Work Safe in Confined Space!
An estimated 60% of the fatalities have been among the would-be rescuers. Unless you are trained in confined space hazards and how to control them, never enter a confined space.
A confined space is any enclosed or partially enclosed space that you able to enter with restricted entry or exit that is not designed or intended for continuous human occupancy.
Some examples of confined spaces include: tanks, access shafts, utility vaults, sewers, pipes, truck or rail tank cars, boilers, manholes, silos and storage bins.
Five Features (*permit required)
- Able to physically enter space
- It is not primarily designed or intended for humans except for the purpose of work
- It has a restricted means of entrance and exit by way of location, size or means
- OSHA Definition: A condition that has a potential to impede an employee’s movement into or out of a confined space. A space has limited or restricted means of entry or exit, if an entrant’s ability to escape in an emergency would be hindered. Examples include, but are not limited to, trip hazards, poor illumination, slippery floors, inclining surfaces and ladders.
- It has poor natural ventilation or hazardous atmosphere*
- It may become hazardous due to design, materials or substances inside, or the work/activities being carried out inside*
- Note: It can be enclosed or partially enclosed
- Poor Air Quality: atmospheres with an oxygen content less than 19.5% (deficient) or more than 23% (enriched) are not safe
- Toxic Gasses: hydrogen sulfide, carbon dioxide, carbon monoxide, smoke, ammonia, chlorine, etc. are all potentially deadly
- Flammable Atmospheres: a highly explosive atmosphere can be created when finely ground combustible materials such as grain, carbon, cellulose, fibers, plastics or flammable liquids are present
- Mechanical, Electrical or Physical Hazards: examples include moving parts, structural hazards, noise, temperature and visibility
- Loose Materials that may Engulf or Smother: shifting or collapse of bulk material, barrier failures, etc.
The dangers and risks associated with confined spaces are not always obvious.
All hazards must be identified and either eliminated prior to entry, or all precautions are taken for the safety of the person entering the confined space.
Before entering any confined space:
- Conduct a risk assessment and know the practices and procedures
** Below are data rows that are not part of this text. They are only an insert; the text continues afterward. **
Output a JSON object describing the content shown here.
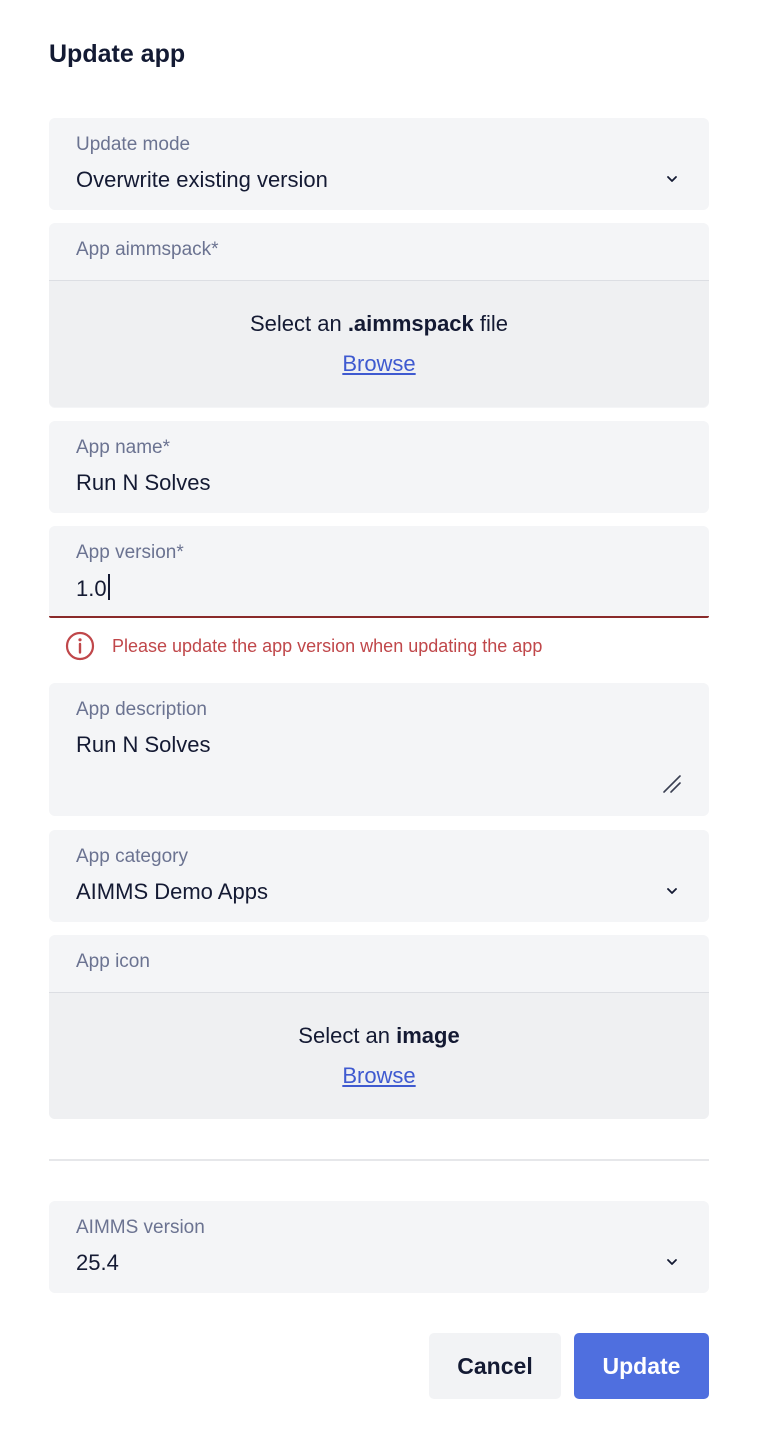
{
  "dialog": {
    "title": "Update app"
  },
  "update_mode": {
    "label": "Update mode",
    "value": "Overwrite existing version"
  },
  "aimmspack": {
    "label": "App aimmspack*",
    "prompt_prefix": "Select an ",
    "prompt_bold": ".aimmspack",
    "prompt_suffix": " file",
    "browse_label": "Browse"
  },
  "app_name": {
    "label": "App name*",
    "value": "Run N Solves"
  },
  "app_version": {
    "label": "App version*",
    "value": "1.0",
    "error": "Please update the app version when updating the app"
  },
  "app_description": {
    "label": "App description",
    "value": "Run N Solves"
  },
  "app_category": {
    "label": "App category",
    "value": "AIMMS Demo Apps"
  },
  "app_icon": {
    "label": "App icon",
    "prompt_prefix": "Select an ",
    "prompt_bold": "image",
    "browse_label": "Browse"
  },
  "aimms_version": {
    "label": "AIMMS version",
    "value": "25.4"
  },
  "actions": {
    "cancel_label": "Cancel",
    "update_label": "Update"
  },
  "colors": {
    "accent": "#4f6fdf",
    "link": "#3f5ad0",
    "error": "#c0474a",
    "field_bg": "#f4f5f7"
  }
}
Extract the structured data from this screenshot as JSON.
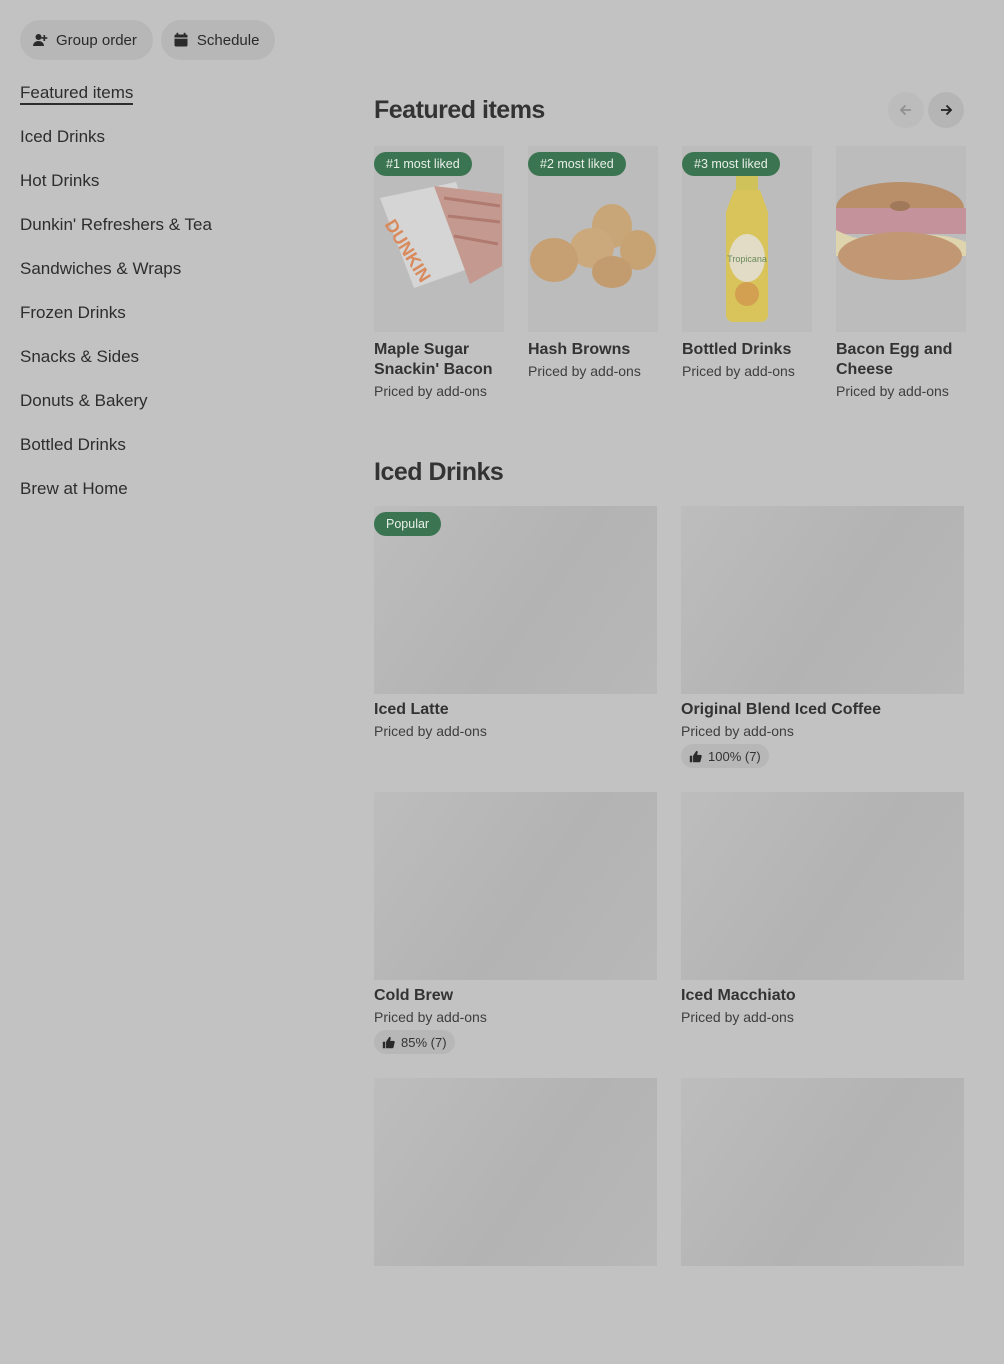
{
  "header": {
    "group_order_label": "Group order",
    "schedule_label": "Schedule"
  },
  "sidebar": {
    "items": [
      {
        "label": "Featured items"
      },
      {
        "label": "Iced Drinks"
      },
      {
        "label": "Hot Drinks"
      },
      {
        "label": "Dunkin' Refreshers & Tea"
      },
      {
        "label": "Sandwiches & Wraps"
      },
      {
        "label": "Frozen Drinks"
      },
      {
        "label": "Snacks & Sides"
      },
      {
        "label": "Donuts & Bakery"
      },
      {
        "label": "Bottled Drinks"
      },
      {
        "label": "Brew at Home"
      }
    ]
  },
  "featured": {
    "title": "Featured items",
    "items": [
      {
        "badge": "#1 most liked",
        "name": "Maple Sugar Snackin' Bacon",
        "price": "Priced by add-ons"
      },
      {
        "badge": "#2 most liked",
        "name": "Hash Browns",
        "price": "Priced by add-ons"
      },
      {
        "badge": "#3 most liked",
        "name": "Bottled Drinks",
        "price": "Priced by add-ons"
      },
      {
        "badge": "",
        "name": "Bacon Egg and Cheese",
        "price": "Priced by add-ons"
      }
    ]
  },
  "iced": {
    "title": "Iced Drinks",
    "items": [
      {
        "badge": "Popular",
        "name": "Iced Latte",
        "price": "Priced by add-ons",
        "rating": ""
      },
      {
        "badge": "",
        "name": "Original Blend Iced Coffee",
        "price": "Priced by add-ons",
        "rating": "100% (7)"
      },
      {
        "badge": "",
        "name": "Cold Brew",
        "price": "Priced by add-ons",
        "rating": "85% (7)"
      },
      {
        "badge": "",
        "name": "Iced Macchiato",
        "price": "Priced by add-ons",
        "rating": ""
      }
    ]
  },
  "colors": {
    "badge_green": "#3a7450",
    "overlay_gray": "#c2c2c2"
  }
}
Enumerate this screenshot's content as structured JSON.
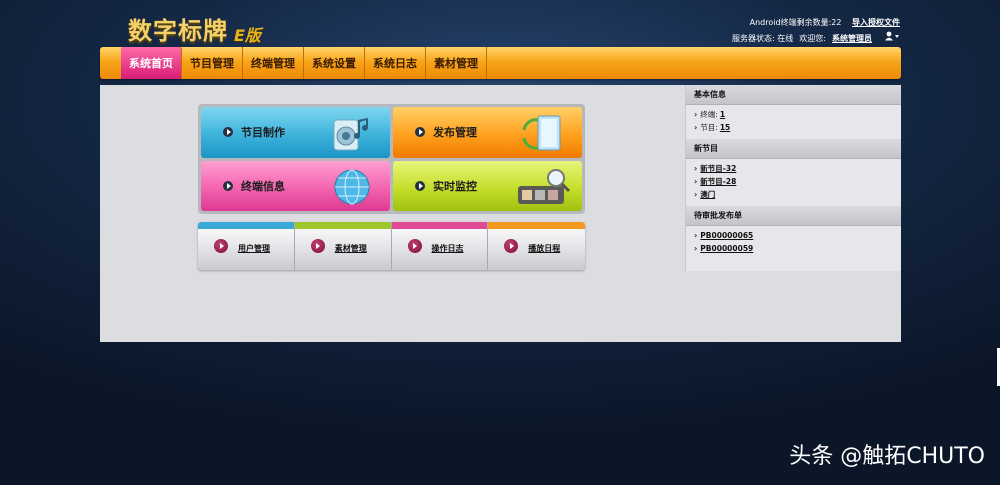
{
  "header": {
    "logo_text": "数字标牌",
    "logo_badge": "E版",
    "terminal_count_label": "Android终端剩余数量:22",
    "import_license_link": "导入授权文件",
    "server_status": "服务器状态: 在线",
    "welcome_text": "欢迎您:",
    "admin_link": "系统管理员"
  },
  "nav": {
    "items": [
      "系统首页",
      "节目管理",
      "终端管理",
      "系统设置",
      "系统日志",
      "素材管理"
    ],
    "active_index": 0
  },
  "tiles": [
    {
      "label": "节目制作",
      "color": "#3db3dc",
      "icon": "speaker-music-icon"
    },
    {
      "label": "发布管理",
      "color": "#ffa01d",
      "icon": "publish-screen-icon"
    },
    {
      "label": "终端信息",
      "color": "#f263ae",
      "icon": "globe-icon"
    },
    {
      "label": "实时监控",
      "color": "#c6de2c",
      "icon": "monitor-magnifier-icon"
    }
  ],
  "subtiles": [
    {
      "label": "用户管理",
      "bar_color": "#3aa9d6"
    },
    {
      "label": "素材管理",
      "bar_color": "#9dc72b"
    },
    {
      "label": "操作日志",
      "bar_color": "#e04a95"
    },
    {
      "label": "播放日程",
      "bar_color": "#f39a1e"
    }
  ],
  "sidebar": {
    "basic_info": {
      "title": "基本信息",
      "terminal_label": "终端:",
      "terminal_value": "1",
      "program_label": "节目:",
      "program_value": "15"
    },
    "new_programs": {
      "title": "新节目",
      "items": [
        "新节目-32",
        "新节目-28",
        "澳门"
      ]
    },
    "pending": {
      "title": "待审批发布单",
      "items": [
        "PB00000065",
        "PB00000059"
      ]
    }
  },
  "watermark": "头条 @触拓CHUTO"
}
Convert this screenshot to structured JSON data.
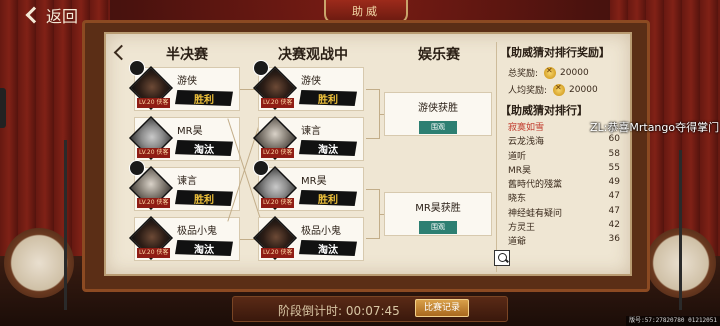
{
  "top": {
    "back_label": "返回",
    "title": "助威"
  },
  "columns": {
    "semifinal": "半决赛",
    "final_watching": "决赛观战中",
    "entertainment": "娱乐赛"
  },
  "semifinal_players": [
    {
      "name": "游侠",
      "result": "胜利",
      "badge": "LV.20 侠客"
    },
    {
      "name": "MR昊",
      "result": "淘汰",
      "badge": "LV.20 侠客"
    },
    {
      "name": "谏言",
      "result": "胜利",
      "badge": "LV.20 侠客"
    },
    {
      "name": "极品小鬼",
      "result": "淘汰",
      "badge": "LV.20 侠客"
    }
  ],
  "final_players": [
    {
      "name": "游侠",
      "result": "胜利",
      "badge": "LV.20 侠客"
    },
    {
      "name": "谏言",
      "result": "淘汰",
      "badge": "LV.20 侠客"
    },
    {
      "name": "MR昊",
      "result": "胜利",
      "badge": "LV.20 侠客"
    },
    {
      "name": "极品小鬼",
      "result": "淘汰",
      "badge": "LV.20 侠客"
    }
  ],
  "entertainment_results": [
    {
      "text": "游侠获胜",
      "button": "围观"
    },
    {
      "text": "MR昊获胜",
      "button": "围观"
    }
  ],
  "rank_panel": {
    "reward_header": "【助威猜对排行奖励】",
    "total_label": "总奖励:",
    "total_value": "20000",
    "per_label": "人均奖励:",
    "per_value": "20000",
    "rank_header": "【助威猜对排行】",
    "items": [
      {
        "name": "寂寞如雪",
        "score": ""
      },
      {
        "name": "云龙浅海",
        "score": "60"
      },
      {
        "name": "道听",
        "score": "58"
      },
      {
        "name": "MR昊",
        "score": "55"
      },
      {
        "name": "舊時代的殘黨",
        "score": "49"
      },
      {
        "name": "晓东",
        "score": "47"
      },
      {
        "name": "神经蛙有疑问",
        "score": "47"
      },
      {
        "name": "方灵王",
        "score": "42"
      },
      {
        "name": "道爺",
        "score": "36"
      }
    ]
  },
  "marquee": "ZL:恭喜Mrtango夺得掌门",
  "bottom": {
    "countdown_label": "阶段倒计时:",
    "countdown_value": "00:07:45",
    "record_button": "比赛记录"
  },
  "footer_id": "版号:57:27820780 01212051",
  "colors": {
    "win": "#f0c23b",
    "lose": "#ffffff",
    "watch_button": "#2d7f72",
    "rank_top": "#c0392b"
  },
  "icons": [
    "back-chevron-icon",
    "coin-icon",
    "zoom-icon",
    "nav-left-chevron-icon"
  ]
}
- Ensure that adequate atmospheric testing and monitoring is being conducted with an approved air quality monitor
- Determine the proper Personal Protective Equipment required
- Ensure a competent watch person is present with an effective emergency response plan
- The watch person must always have communication with the emergency response team & the person in the confined space
- Anyone entering a confined space must have confined space training
- Confined space supervisor must have a valid CPR/First Aid card
- When in doubt contact the safety department